My daughter will be turning a year old in a few weeks, and barring any last minute parenting failures, she will have made it to the 12 month mark safe, healthy and uninjured (although she did fall off the couch once and almost choked on a French fry twice). Making it to the one year mark is an accomplishment my wife and I are particularly proud of. We learned very quickly that raising a child is not easy, and from the looks of it parenting will only get harder, but whatever happens from here on out we can always say that we survived the first year with our sanity intact (experts believe that 75 percent of parents do not). So to celebrate here are 6 tips for surviving the first year of parenting.
Tip #6: Start diaper hoarding early
Yes, I said diaper hoarding. Diapers are expensive and after a few months it will feel like your baby is pooping directly into a wad of dollar bills. My advice is to start buying diapers as soon as you find out you are expecting. During her baby shower my wife raffled off a gift basket of… well I am not exactly sure what she raffled off, I guess whatever it is women enjoy these days (Reese Witherspoon movies?). The point is my wife held a raffle for anyone who brought a pack of diapers to the baby shower. At the time I was annoyed because I had to carry a huge load of diapers to the car, but it all paid off when we did not have to buy diapers for the first 6 months of parenthood!
Tip #5: Learn to be an expert diaper Changer
I know what you’re thinking, and yes the first two tips are really about diapers. The first year of parenting is dominated by diapers and poop. And learning how to change a diaper as quickly and efficiently as possible will make your life so much easier. When my daughter was first born I would fumble around with the diaper, make a mess and always get poop on my hand. Messy diapers are cute at the beginning, but that charm dies out very fast. Changing a diaper is like going to the DMV, you just want to get in and out as quickly as possible. Nowadays, I can change a diaper in 5.8 seconds flat. I am also positive that I could change 10 diapers in under a minute. I have never attempted to do it, but if you would like to let me borrow 10 babies, I’d be happy to try.
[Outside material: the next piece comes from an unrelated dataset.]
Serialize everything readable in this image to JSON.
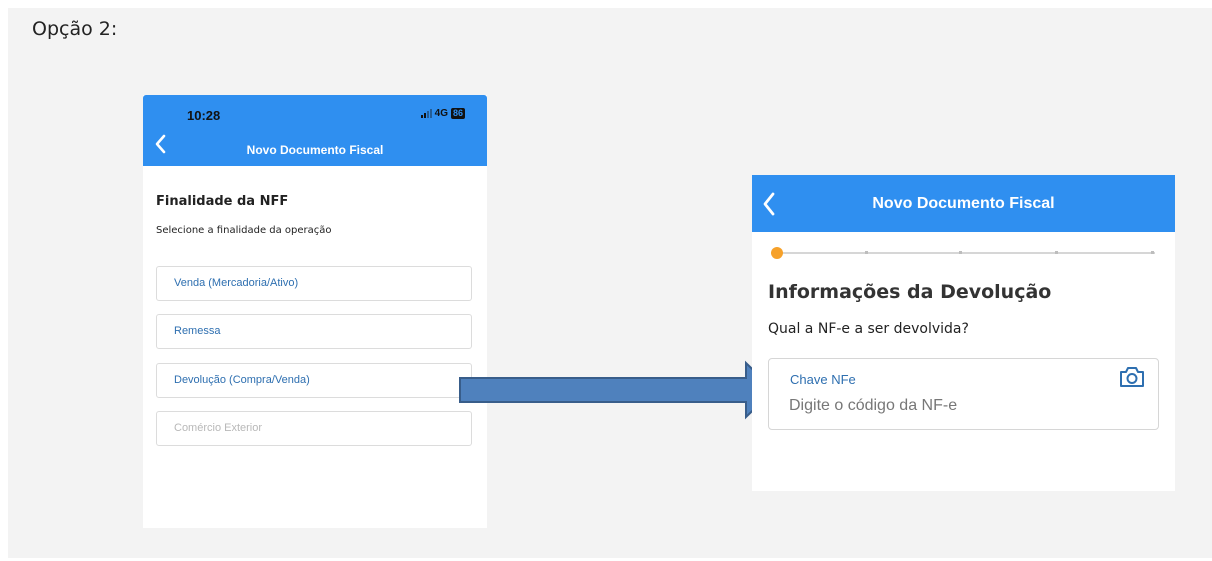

Tip: #4: Become a baby whisperer
Babies love to cry. They cry when they’re happy and cry when they’re sad; they cry when they’re hungry, and cry when they’re full. My advice is to master as many techniques to quieting a baby as you can. Learn the swaddle, the shush, the football hold, the football hold and shush, and the mother of all techniques the swaddle combined with the football hold and shush (and no I am not making these terms up). Dealing with a crying baby is one of the most helpless feelings a new parent has to deal with and learning how to quiet your baby is a confidence builder. Once you successfully do it a couple of times you cannot stop. I remember trying to shush every baby within an arms distance. But I should also warn you these techniques only work on newborns, after 7 or 8 months your baby will laugh of any attempts to get her to sleep.
Tip #3: Make your own baby food
If I didn’t mention it before, I will mention it now, babies are expensive. I wish I could say we make our own baby food because it’s healthier, safer, and the responsible thing to do, but I can’t. We make our baby food because it’s so darn expensive to buy it! Those $1 or $2 dollar food packs start to add up over the course of a month. When our daughter was ready to start eating baby food, we waited a few months before cooking her food at home. Making the food seemed like a daunting task. It was something we did not want to mess up, but it ended up being easier than we expected. There are many recipes online, but the basics are boiling or steaming vegetables and fruits, putting them in a blender, then straining and freezing the food. I personally think the homemade food taste better than the store bought food, and it also has the added benefit of making me feel like a responsible parent.
Tip #2: Read up:
Parenting is a skill and not an innate sense that you are born with. Learn as much about parenting as you can so you can to sharpen those skills. I advise that you try to practice proactive parenting. Think about the parenting style that you want to have and find a way to implement it. Do not be passive and wait for parenting opportunities to hit you in the face because you may not react the way you should. Read a few books, and talk with your parenting partner about the challenges of raising a new born. It is easier to know exactly what you will do when a parenting situations arises, instead of reacting on the fly. I know that it is difficult- my daughter recently start throwing things. She will throw her bottle and pacifier as far as she can. But I have thought about this behavior, and even though it is frustrating, I have a plan of action in my head and know what I should do (take her back to the hospital).
Tip #1: Enjoy every minute of parenthood
I know it is cliché; I know it is trite, but my last tip is to enjoy every moment. Parenting is a gift, and I advise that you relish every moment; every smile; every hug; every kiss. The moments fly by faster than you realize and will quickly turn into months and years. You do not want to wake up 20 years from now and realize that you were not the best parent you could have been. The first year of parenting will fly by. Your baby will go from sleeping 20 hours a day to not wanting to sleep at all. Enjoy every moment, try to keep your sanity, and with in the blink of an eye you will be planning your child’s first birthday party, while celebrating the fact that you survived your first year of parenting.